(Items from an interface collection)
=== Begin Enclosure ===

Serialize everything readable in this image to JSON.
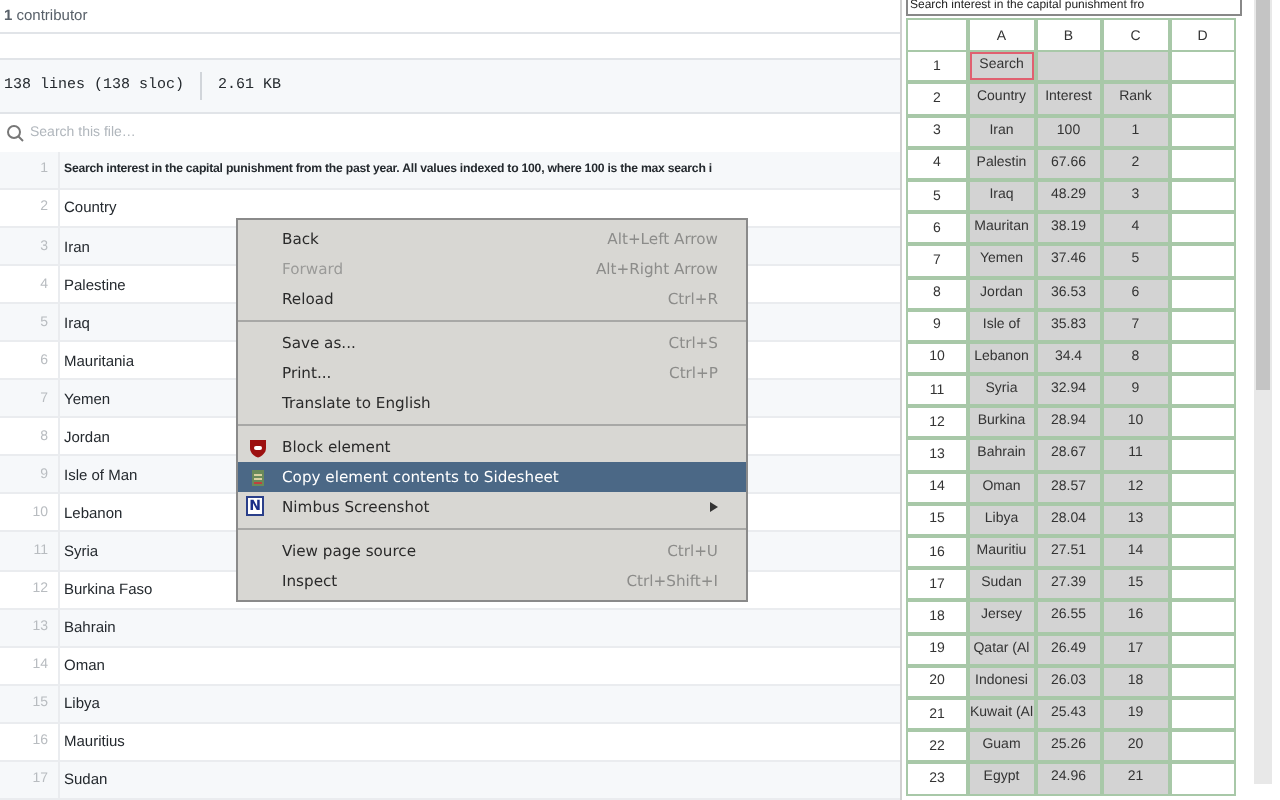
{
  "page": {
    "contributors": "**1** contributor",
    "file_info": {
      "lines": "138 lines (138 sloc)",
      "size": "2.61 KB"
    },
    "search": {
      "placeholder": "Search this file…"
    },
    "code_lines": [
      {
        "number": "1",
        "text": "Search interest in the capital punishment from the past year. All values indexed to 100, where 100 is the max search i",
        "bold": true
      },
      {
        "number": "2",
        "text": "Country",
        "bold": false
      },
      {
        "number": "3",
        "text": "Iran",
        "bold": false
      },
      {
        "number": "4",
        "text": "Palestine",
        "bold": false
      },
      {
        "number": "5",
        "text": "Iraq",
        "bold": false
      },
      {
        "number": "6",
        "text": "Mauritania",
        "bold": false
      },
      {
        "number": "7",
        "text": "Yemen",
        "bold": false
      },
      {
        "number": "8",
        "text": "Jordan",
        "bold": false
      },
      {
        "number": "9",
        "text": "Isle of Man",
        "bold": false
      },
      {
        "number": "10",
        "text": "Lebanon",
        "bold": false
      },
      {
        "number": "11",
        "text": "Syria",
        "bold": false
      },
      {
        "number": "12",
        "text": "Burkina Faso",
        "bold": false
      },
      {
        "number": "13",
        "text": "Bahrain",
        "bold": false
      },
      {
        "number": "14",
        "text": "Oman",
        "bold": false
      },
      {
        "number": "15",
        "text": "Libya",
        "bold": false
      },
      {
        "number": "16",
        "text": "Mauritius",
        "bold": false
      },
      {
        "number": "17",
        "text": "Sudan",
        "bold": false
      }
    ]
  },
  "context_menu": {
    "items": [
      {
        "kind": "item",
        "label": "Back",
        "shortcut": "Alt+Left Arrow",
        "disabled": false,
        "selected": false
      },
      {
        "kind": "item",
        "label": "Forward",
        "shortcut": "Alt+Right Arrow",
        "disabled": true,
        "selected": false
      },
      {
        "kind": "item",
        "label": "Reload",
        "shortcut": "Ctrl+R",
        "disabled": false,
        "selected": false
      },
      {
        "kind": "separator"
      },
      {
        "kind": "item",
        "label": "Save as...",
        "shortcut": "Ctrl+S",
        "disabled": false,
        "selected": false
      },
      {
        "kind": "item",
        "label": "Print...",
        "shortcut": "Ctrl+P",
        "disabled": false,
        "selected": false
      },
      {
        "kind": "item",
        "label": "Translate to English",
        "disabled": false,
        "selected": false
      },
      {
        "kind": "separator"
      },
      {
        "kind": "blocker",
        "label": "Block element",
        "disabled": false,
        "selected": false
      },
      {
        "kind": "sidesheet",
        "label": "Copy element contents to Sidesheet",
        "disabled": false,
        "selected": true
      },
      {
        "kind": "nimbus",
        "label": "Nimbus Screenshot",
        "icon_text": "N",
        "submenu": true,
        "disabled": false,
        "selected": false
      },
      {
        "kind": "separator"
      },
      {
        "kind": "item",
        "label": "View page source",
        "shortcut": "Ctrl+U",
        "disabled": false,
        "selected": false
      },
      {
        "kind": "item",
        "label": "Inspect",
        "shortcut": "Ctrl+Shift+I",
        "disabled": false,
        "selected": false
      }
    ]
  },
  "sidesheet": {
    "title": "Search interest in the capital punishment fro",
    "columns": [
      "A",
      "B",
      "C",
      "D"
    ],
    "rows": [
      {
        "number": "1",
        "cells": [
          "Search",
          "",
          ""
        ],
        "selected": true,
        "active": true
      },
      {
        "number": "2",
        "cells": [
          "Country",
          "Interest",
          "Rank"
        ],
        "selected": true,
        "active": false
      },
      {
        "number": "3",
        "cells": [
          "Iran",
          "100",
          "1"
        ],
        "selected": true,
        "active": false
      },
      {
        "number": "4",
        "cells": [
          "Palestin",
          "67.66",
          "2"
        ],
        "selected": true,
        "active": false
      },
      {
        "number": "5",
        "cells": [
          "Iraq",
          "48.29",
          "3"
        ],
        "selected": true,
        "active": false
      },
      {
        "number": "6",
        "cells": [
          "Mauritan",
          "38.19",
          "4"
        ],
        "selected": true,
        "active": false
      },
      {
        "number": "7",
        "cells": [
          "Yemen",
          "37.46",
          "5"
        ],
        "selected": true,
        "active": false
      },
      {
        "number": "8",
        "cells": [
          "Jordan",
          "36.53",
          "6"
        ],
        "selected": true,
        "active": false
      },
      {
        "number": "9",
        "cells": [
          "Isle of",
          "35.83",
          "7"
        ],
        "selected": true,
        "active": false
      },
      {
        "number": "10",
        "cells": [
          "Lebanon",
          "34.4",
          "8"
        ],
        "selected": true,
        "active": false
      },
      {
        "number": "11",
        "cells": [
          "Syria",
          "32.94",
          "9"
        ],
        "selected": true,
        "active": false
      },
      {
        "number": "12",
        "cells": [
          "Burkina",
          "28.94",
          "10"
        ],
        "selected": true,
        "active": false
      },
      {
        "number": "13",
        "cells": [
          "Bahrain",
          "28.67",
          "11"
        ],
        "selected": true,
        "active": false
      },
      {
        "number": "14",
        "cells": [
          "Oman",
          "28.57",
          "12"
        ],
        "selected": true,
        "active": false
      },
      {
        "number": "15",
        "cells": [
          "Libya",
          "28.04",
          "13"
        ],
        "selected": true,
        "active": false
      },
      {
        "number": "16",
        "cells": [
          "Mauritiu",
          "27.51",
          "14"
        ],
        "selected": true,
        "active": false
      },
      {
        "number": "17",
        "cells": [
          "Sudan",
          "27.39",
          "15"
        ],
        "selected": true,
        "active": false
      },
      {
        "number": "18",
        "cells": [
          "Jersey",
          "26.55",
          "16"
        ],
        "selected": true,
        "active": false
      },
      {
        "number": "19",
        "cells": [
          "Qatar (Al",
          "26.49",
          "17"
        ],
        "selected": true,
        "active": false
      },
      {
        "number": "20",
        "cells": [
          "Indonesi",
          "26.03",
          "18"
        ],
        "selected": true,
        "active": false
      },
      {
        "number": "21",
        "cells": [
          "Kuwait (Al",
          "25.43",
          "19"
        ],
        "selected": true,
        "active": false
      },
      {
        "number": "22",
        "cells": [
          "Guam",
          "25.26",
          "20"
        ],
        "selected": true,
        "active": false
      },
      {
        "number": "23",
        "cells": [
          "Egypt",
          "24.96",
          "21"
        ],
        "selected": true,
        "active": false
      }
    ]
  }
}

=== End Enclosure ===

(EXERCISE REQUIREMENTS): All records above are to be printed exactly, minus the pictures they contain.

(SOLUTION FOR THIS TASK):
Serialize everything readable in this image to JSON.
{
  "page": {
    "contributors": "**1** contributor",
    "file_info": {
      "lines": "138 lines (138 sloc)",
      "size": "2.61 KB"
    },
    "search": {
      "placeholder": "Search this file…"
    },
    "code_lines": [
      {
        "number": "1",
        "text": "Search interest in the capital punishment from the past year. All values indexed to 100, where 100 is the max search i",
        "bold": true
      },
      {
        "number": "2",
        "text": "Country",
        "bold": false
      },
      {
        "number": "3",
        "text": "Iran",
        "bold": false
      },
      {
        "number": "4",
        "text": "Palestine",
        "bold": false
      },
      {
        "number": "5",
        "text": "Iraq",
        "bold": false
      },
      {
        "number": "6",
        "text": "Mauritania",
        "bold": false
      },
      {
        "number": "7",
        "text": "Yemen",
        "bold": false
      },
      {
        "number": "8",
        "text": "Jordan",
        "bold": false
      },
      {
        "number": "9",
        "text": "Isle of Man",
        "bold": false
      },
      {
        "number": "10",
        "text": "Lebanon",
        "bold": false
      },
      {
        "number": "11",
        "text": "Syria",
        "bold": false
      },
      {
        "number": "12",
        "text": "Burkina Faso",
        "bold": false
      },
      {
        "number": "13",
        "text": "Bahrain",
        "bold": false
      },
      {
        "number": "14",
        "text": "Oman",
        "bold": false
      },
      {
        "number": "15",
        "text": "Libya",
        "bold": false
      },
      {
        "number": "16",
        "text": "Mauritius",
        "bold": false
      },
      {
        "number": "17",
        "text": "Sudan",
        "bold": false
      }
    ]
  },
  "context_menu": {
    "items": [
      {
        "kind": "item",
        "label": "Back",
        "shortcut": "Alt+Left Arrow",
        "disabled": false,
        "selected": false
      },
      {
        "kind": "item",
        "label": "Forward",
        "shortcut": "Alt+Right Arrow",
        "disabled": true,
        "selected": false
      },
      {
        "kind": "item",
        "label": "Reload",
        "shortcut": "Ctrl+R",
        "disabled": false,
        "selected": false
      },
      {
        "kind": "separator"
      },
      {
        "kind": "item",
        "label": "Save as...",
        "shortcut": "Ctrl+S",
        "disabled": false,
        "selected": false
      },
      {
        "kind": "item",
        "label": "Print...",
        "shortcut": "Ctrl+P",
        "disabled": false,
        "selected": false
      },
      {
        "kind": "item",
        "label": "Translate to English",
        "disabled": false,
        "selected": false
      },
      {
        "kind": "separator"
      },
      {
        "kind": "blocker",
        "label": "Block element",
        "disabled": false,
        "selected": false
      },
      {
        "kind": "sidesheet",
        "label": "Copy element contents to Sidesheet",
        "disabled": false,
        "selected": true
      },
      {
        "kind": "nimbus",
        "label": "Nimbus Screenshot",
        "icon_text": "N",
        "submenu": true,
        "disabled": false,
        "selected": false
      },
      {
        "kind": "separator"
      },
      {
        "kind": "item",
        "label": "View page source",
        "shortcut": "Ctrl+U",
        "disabled": false,
        "selected": false
      },
      {
        "kind": "item",
        "label": "Inspect",
        "shortcut": "Ctrl+Shift+I",
        "disabled": false,
        "selected": false
      }
    ]
  },
  "sidesheet": {
    "title": "Search interest in the capital punishment fro",
    "columns": [
      "A",
      "B",
      "C",
      "D"
    ],
    "rows": [
      {
        "number": "1",
        "cells": [
          "Search",
          "",
          ""
        ],
        "selected": true,
        "active": true
      },
      {
        "number": "2",
        "cells": [
          "Country",
          "Interest",
          "Rank"
        ],
        "selected": true,
        "active": false
      },
      {
        "number": "3",
        "cells": [
          "Iran",
          "100",
          "1"
        ],
        "selected": true,
        "active": false
      },
      {
        "number": "4",
        "cells": [
          "Palestin",
          "67.66",
          "2"
        ],
        "selected": true,
        "active": false
      },
      {
        "number": "5",
        "cells": [
          "Iraq",
          "48.29",
          "3"
        ],
        "selected": true,
        "active": false
      },
      {
        "number": "6",
        "cells": [
          "Mauritan",
          "38.19",
          "4"
        ],
        "selected": true,
        "active": false
      },
      {
        "number": "7",
        "cells": [
          "Yemen",
          "37.46",
          "5"
        ],
        "selected": true,
        "active": false
      },
      {
        "number": "8",
        "cells": [
          "Jordan",
          "36.53",
          "6"
        ],
        "selected": true,
        "active": false
      },
      {
        "number": "9",
        "cells": [
          "Isle of",
          "35.83",
          "7"
        ],
        "selected": true,
        "active": false
      },
      {
        "number": "10",
        "cells": [
          "Lebanon",
          "34.4",
          "8"
        ],
        "selected": true,
        "active": false
      },
      {
        "number": "11",
        "cells": [
          "Syria",
          "32.94",
          "9"
        ],
        "selected": true,
        "active": false
      },
      {
        "number": "12",
        "cells": [
          "Burkina",
          "28.94",
          "10"
        ],
        "selected": true,
        "active": false
      },
      {
        "number": "13",
        "cells": [
          "Bahrain",
          "28.67",
          "11"
        ],
        "selected": true,
        "active": false
      },
      {
        "number": "14",
        "cells": [
          "Oman",
          "28.57",
          "12"
        ],
        "selected": true,
        "active": false
      },
      {
        "number": "15",
        "cells": [
          "Libya",
          "28.04",
          "13"
        ],
        "selected": true,
        "active": false
      },
      {
        "number": "16",
        "cells": [
          "Mauritiu",
          "27.51",
          "14"
        ],
        "selected": true,
        "active": false
      },
      {
        "number": "17",
        "cells": [
          "Sudan",
          "27.39",
          "15"
        ],
        "selected": true,
        "active": false
      },
      {
        "number": "18",
        "cells": [
          "Jersey",
          "26.55",
          "16"
        ],
        "selected": true,
        "active": false
      },
      {
        "number": "19",
        "cells": [
          "Qatar (Al",
          "26.49",
          "17"
        ],
        "selected": true,
        "active": false
      },
      {
        "number": "20",
        "cells": [
          "Indonesi",
          "26.03",
          "18"
        ],
        "selected": true,
        "active": false
      },
      {
        "number": "21",
        "cells": [
          "Kuwait (Al",
          "25.43",
          "19"
        ],
        "selected": true,
        "active": false
      },
      {
        "number": "22",
        "cells": [
          "Guam",
          "25.26",
          "20"
        ],
        "selected": true,
        "active": false
      },
      {
        "number": "23",
        "cells": [
          "Egypt",
          "24.96",
          "21"
        ],
        "selected": true,
        "active": false
      }
    ]
  }
}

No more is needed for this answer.